* Problem to solve *
Supply the number of lines below containing "random", nothing else.

* Given entries *
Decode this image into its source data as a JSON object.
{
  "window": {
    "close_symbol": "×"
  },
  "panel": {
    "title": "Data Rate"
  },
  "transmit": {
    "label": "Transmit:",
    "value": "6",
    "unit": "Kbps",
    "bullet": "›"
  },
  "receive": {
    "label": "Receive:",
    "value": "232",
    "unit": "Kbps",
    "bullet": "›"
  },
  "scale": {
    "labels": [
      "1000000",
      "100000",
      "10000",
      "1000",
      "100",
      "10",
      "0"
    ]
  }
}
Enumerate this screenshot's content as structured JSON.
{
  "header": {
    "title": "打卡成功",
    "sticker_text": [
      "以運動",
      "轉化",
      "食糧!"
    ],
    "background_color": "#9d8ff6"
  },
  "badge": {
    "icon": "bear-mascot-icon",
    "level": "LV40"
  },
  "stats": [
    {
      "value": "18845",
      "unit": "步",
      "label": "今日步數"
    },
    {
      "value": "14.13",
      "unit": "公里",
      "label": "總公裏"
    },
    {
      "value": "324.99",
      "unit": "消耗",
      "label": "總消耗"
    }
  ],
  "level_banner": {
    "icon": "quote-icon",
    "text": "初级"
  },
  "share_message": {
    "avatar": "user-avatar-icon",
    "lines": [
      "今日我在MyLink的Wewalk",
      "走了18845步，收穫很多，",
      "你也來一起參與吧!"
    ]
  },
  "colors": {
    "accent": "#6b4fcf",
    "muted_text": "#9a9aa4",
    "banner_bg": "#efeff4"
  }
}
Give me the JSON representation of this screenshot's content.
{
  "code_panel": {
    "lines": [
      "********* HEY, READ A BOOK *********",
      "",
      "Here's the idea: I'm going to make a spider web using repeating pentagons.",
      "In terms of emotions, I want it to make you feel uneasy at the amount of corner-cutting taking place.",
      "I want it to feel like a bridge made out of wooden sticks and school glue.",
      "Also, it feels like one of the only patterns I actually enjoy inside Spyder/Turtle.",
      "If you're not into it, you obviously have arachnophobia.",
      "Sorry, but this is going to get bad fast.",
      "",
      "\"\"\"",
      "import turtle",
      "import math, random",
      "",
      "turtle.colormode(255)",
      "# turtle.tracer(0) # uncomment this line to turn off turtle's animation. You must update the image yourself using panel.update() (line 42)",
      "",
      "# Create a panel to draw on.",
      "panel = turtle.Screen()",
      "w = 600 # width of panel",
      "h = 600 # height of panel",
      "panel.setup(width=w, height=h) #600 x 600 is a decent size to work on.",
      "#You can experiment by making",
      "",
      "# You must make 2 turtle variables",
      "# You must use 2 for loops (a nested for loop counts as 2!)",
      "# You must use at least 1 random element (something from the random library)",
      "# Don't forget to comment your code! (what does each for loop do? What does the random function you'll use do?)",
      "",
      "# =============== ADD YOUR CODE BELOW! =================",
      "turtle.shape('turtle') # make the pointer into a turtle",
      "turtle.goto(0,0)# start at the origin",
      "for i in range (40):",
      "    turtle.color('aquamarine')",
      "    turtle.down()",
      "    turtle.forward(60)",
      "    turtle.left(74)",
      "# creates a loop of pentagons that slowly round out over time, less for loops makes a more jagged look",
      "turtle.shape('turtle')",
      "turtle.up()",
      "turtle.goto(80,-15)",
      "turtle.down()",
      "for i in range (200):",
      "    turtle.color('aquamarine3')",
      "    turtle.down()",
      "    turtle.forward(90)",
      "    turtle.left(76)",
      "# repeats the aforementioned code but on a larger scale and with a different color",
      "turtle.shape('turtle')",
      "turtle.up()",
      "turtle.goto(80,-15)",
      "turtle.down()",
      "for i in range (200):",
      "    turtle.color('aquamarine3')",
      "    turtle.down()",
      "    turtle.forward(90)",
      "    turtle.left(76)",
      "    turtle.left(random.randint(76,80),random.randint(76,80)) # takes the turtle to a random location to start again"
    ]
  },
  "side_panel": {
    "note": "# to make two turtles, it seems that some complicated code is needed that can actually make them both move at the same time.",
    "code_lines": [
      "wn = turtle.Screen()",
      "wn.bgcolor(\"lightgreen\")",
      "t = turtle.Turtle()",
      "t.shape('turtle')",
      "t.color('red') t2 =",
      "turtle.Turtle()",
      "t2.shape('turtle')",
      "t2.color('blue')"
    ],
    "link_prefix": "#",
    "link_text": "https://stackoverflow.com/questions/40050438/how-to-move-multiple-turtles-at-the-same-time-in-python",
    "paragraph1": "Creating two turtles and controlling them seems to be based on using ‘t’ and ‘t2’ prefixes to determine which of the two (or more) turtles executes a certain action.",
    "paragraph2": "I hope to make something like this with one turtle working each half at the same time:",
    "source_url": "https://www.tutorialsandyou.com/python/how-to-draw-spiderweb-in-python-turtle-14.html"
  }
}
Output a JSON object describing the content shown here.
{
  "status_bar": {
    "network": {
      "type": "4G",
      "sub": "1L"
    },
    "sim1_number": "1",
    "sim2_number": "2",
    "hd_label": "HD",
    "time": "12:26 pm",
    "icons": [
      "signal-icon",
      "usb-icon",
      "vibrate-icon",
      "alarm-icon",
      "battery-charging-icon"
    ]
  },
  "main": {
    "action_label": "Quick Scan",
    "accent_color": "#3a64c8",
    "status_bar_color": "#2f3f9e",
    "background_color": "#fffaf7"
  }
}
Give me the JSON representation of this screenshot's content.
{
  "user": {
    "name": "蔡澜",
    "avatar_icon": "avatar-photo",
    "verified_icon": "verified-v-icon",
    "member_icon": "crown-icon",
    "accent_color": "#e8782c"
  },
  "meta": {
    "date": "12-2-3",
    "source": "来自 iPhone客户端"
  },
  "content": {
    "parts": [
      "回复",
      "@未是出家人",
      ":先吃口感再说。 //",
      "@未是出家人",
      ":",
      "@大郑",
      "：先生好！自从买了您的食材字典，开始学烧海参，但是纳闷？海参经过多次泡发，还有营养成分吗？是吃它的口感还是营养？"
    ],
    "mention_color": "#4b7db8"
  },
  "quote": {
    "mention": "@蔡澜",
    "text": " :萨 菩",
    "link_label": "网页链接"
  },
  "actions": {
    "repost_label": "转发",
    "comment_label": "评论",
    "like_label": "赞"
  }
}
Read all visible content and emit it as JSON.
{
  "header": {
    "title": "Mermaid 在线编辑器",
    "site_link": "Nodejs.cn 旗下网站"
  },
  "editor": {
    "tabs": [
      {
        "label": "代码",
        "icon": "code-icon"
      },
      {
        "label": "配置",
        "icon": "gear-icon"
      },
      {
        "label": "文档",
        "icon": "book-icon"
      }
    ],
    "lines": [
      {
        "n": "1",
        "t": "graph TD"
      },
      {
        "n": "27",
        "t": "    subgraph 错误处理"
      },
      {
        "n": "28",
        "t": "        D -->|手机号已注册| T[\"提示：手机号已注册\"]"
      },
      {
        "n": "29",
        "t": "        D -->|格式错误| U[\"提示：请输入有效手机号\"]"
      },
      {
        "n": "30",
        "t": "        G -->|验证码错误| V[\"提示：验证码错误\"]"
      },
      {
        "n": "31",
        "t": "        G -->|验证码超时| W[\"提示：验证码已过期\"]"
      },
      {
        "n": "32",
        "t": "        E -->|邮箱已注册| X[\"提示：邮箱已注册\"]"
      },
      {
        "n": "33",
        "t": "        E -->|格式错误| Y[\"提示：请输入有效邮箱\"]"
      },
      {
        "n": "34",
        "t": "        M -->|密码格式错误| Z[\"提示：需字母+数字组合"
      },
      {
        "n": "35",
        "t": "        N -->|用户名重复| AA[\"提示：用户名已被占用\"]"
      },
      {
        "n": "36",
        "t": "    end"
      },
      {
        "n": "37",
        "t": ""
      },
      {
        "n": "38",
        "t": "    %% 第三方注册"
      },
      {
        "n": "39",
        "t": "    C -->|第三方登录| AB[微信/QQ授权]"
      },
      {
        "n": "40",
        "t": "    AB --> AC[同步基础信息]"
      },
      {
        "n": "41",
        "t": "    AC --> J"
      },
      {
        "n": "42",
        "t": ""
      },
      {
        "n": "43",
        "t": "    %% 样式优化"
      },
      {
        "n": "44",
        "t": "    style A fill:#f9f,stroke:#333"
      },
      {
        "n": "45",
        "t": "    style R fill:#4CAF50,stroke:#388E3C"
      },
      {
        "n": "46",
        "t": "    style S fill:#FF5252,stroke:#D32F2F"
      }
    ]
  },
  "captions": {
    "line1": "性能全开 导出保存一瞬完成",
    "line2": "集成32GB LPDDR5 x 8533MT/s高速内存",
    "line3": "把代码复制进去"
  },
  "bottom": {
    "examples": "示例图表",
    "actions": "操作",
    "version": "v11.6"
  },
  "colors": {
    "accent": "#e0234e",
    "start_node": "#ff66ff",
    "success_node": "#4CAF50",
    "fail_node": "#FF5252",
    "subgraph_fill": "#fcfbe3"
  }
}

* Answer to this exercise *
4